Obituary: Diane Todd

Edinburgh-born star of hit stage musicals who was also popular on radio and TV

Born: 4 June, 1937 in Edinburgh.

Died: 18 April, 2010 in Kent, aged 72.

DIANE Todd became an international star of stage musicals but always attributed much of her success to her father, Eric, whose musicianhip as a brass player earned him a key chair in of the most popular dance bands of his day.

Diane was aged ten, a pupil at Sciennes Primary in her home town Edinburgh, when the family moved to London.

Her father had joined the broadcasting Billy Ternent Orchstra on lead trumpet and, as well as touring the major theatres in the UK, the band was regularly featured on BBC radio.

Consequently, through her father, she was in her early teens constantly at close quarters to the show business gossip around the house.

However, she was 17 before she had her first singing lesson, from Harold Miller, a top-rated London voice coach whose pupils had included Julie Andrews and Shirley Bassey.

Todd's major break came on television, when she appeared in the peak-viewing The Carroll Levis Discovery Show. Success in that show brought her considerable TV exposure and she was frequently the featured vocalist in Cliff Michelmore's Tonight programme on the BBC.

She made her film debut in 1956 in a cinema version of Six-Five Special, co-starring with Dickie Valentine, Petula Clark and the John Barry Seven. It was a huge hit with viewers. Diane's medium had been stage musicals and a successful audition for for the lead role of Eliza for a touring production of My Fair Lady took her to America, Canada and South Africa.

She met and married South African Douglas Cullinan, the great grandson of Sir Thomas Cullinan, head of a family that made a fortune from diamond mining, and settled there in 1965.

Douglas died of a heart attack in 1975 and Diane moved back to the UK to star in The Great Waltz, a Strauss-inspired show in London's Drury Lane.

After touring Europe with a her one-woman show she settled in Kent. She contracted leukaemia in March.

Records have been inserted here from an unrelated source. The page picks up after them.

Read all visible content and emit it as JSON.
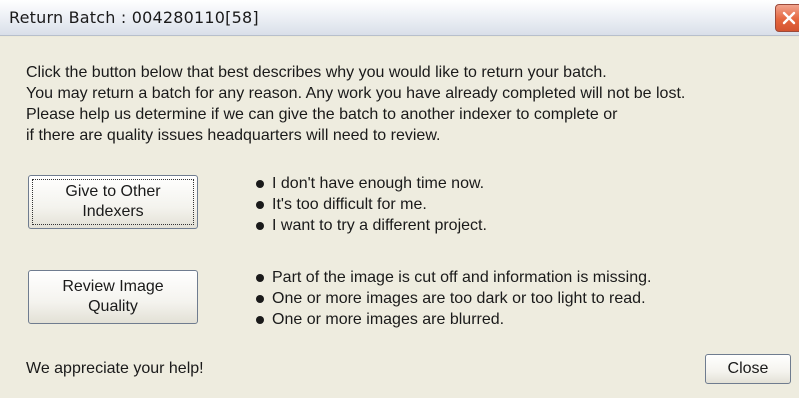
{
  "window": {
    "title": "Return Batch : 004280110[58]",
    "close_icon": "close-x-icon"
  },
  "intro": [
    "Click the button below that best describes why you would like to return your batch.",
    "You may return a batch for any reason. Any work you have already completed will not be lost.",
    "Please help us determine if we can give the batch to another indexer to complete or",
    "if there are quality issues headquarters will need to review."
  ],
  "options": {
    "give": {
      "button_label": "Give to Other\nIndexers",
      "reasons": [
        "I don't have enough time now.",
        "It's too difficult for me.",
        "I want to try a different project."
      ]
    },
    "review": {
      "button_label": "Review Image\nQuality",
      "reasons": [
        "Part of the image is cut off and information is missing.",
        "One or more images are too dark or too light to read.",
        "One or more images are blurred."
      ]
    }
  },
  "footer": {
    "thanks": "We appreciate your help!",
    "close_label": "Close"
  },
  "colors": {
    "close_button_red": "#e5673f",
    "dialog_background": "#eeecdf"
  }
}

An Edinburgh-based relative of Todd's said: "Although Diane was much-travelled, she never lost her affection for her home city."

In accordance with her wishes, her ashes will be scattered here next month.